-- Records for the exercise follows --
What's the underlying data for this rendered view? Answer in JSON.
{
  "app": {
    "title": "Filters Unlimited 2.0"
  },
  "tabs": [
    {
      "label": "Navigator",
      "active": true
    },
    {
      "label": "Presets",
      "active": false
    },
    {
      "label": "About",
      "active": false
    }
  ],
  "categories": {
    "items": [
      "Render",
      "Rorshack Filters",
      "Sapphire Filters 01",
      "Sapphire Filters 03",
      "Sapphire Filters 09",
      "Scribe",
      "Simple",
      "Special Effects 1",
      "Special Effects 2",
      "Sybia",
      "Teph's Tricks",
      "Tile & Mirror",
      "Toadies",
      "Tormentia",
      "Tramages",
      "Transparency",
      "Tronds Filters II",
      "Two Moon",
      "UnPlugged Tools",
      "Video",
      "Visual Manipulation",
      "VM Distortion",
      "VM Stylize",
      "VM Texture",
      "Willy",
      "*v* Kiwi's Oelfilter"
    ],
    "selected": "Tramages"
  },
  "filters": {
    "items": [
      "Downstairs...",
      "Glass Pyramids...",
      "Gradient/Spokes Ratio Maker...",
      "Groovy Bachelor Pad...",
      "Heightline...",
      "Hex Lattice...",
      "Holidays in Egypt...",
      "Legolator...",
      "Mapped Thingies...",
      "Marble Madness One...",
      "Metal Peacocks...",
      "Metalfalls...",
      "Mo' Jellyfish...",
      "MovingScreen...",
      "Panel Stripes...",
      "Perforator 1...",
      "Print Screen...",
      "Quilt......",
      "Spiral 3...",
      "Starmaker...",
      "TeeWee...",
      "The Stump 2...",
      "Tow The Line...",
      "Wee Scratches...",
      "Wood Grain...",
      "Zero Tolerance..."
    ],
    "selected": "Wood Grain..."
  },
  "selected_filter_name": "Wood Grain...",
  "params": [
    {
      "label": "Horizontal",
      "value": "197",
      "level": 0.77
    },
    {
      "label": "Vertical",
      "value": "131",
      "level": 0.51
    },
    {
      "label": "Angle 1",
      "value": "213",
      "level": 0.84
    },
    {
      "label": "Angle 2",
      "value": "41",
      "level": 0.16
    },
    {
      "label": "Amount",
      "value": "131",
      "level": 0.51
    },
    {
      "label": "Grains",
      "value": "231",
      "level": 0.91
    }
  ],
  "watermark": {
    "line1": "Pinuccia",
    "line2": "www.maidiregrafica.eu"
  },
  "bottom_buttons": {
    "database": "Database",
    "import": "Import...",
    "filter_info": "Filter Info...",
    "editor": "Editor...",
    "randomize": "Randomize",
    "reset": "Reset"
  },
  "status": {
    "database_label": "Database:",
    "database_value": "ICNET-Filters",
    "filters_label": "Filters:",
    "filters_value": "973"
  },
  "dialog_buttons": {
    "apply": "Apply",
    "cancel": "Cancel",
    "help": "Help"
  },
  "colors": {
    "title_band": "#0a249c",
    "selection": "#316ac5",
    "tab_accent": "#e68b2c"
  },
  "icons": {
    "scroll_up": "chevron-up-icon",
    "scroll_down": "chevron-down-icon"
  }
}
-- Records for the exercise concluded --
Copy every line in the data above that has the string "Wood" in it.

Solution to the problem:
      "Wood Grain...",
    "selected": "Wood Grain..."
  "selected_filter_name": "Wood Grain...",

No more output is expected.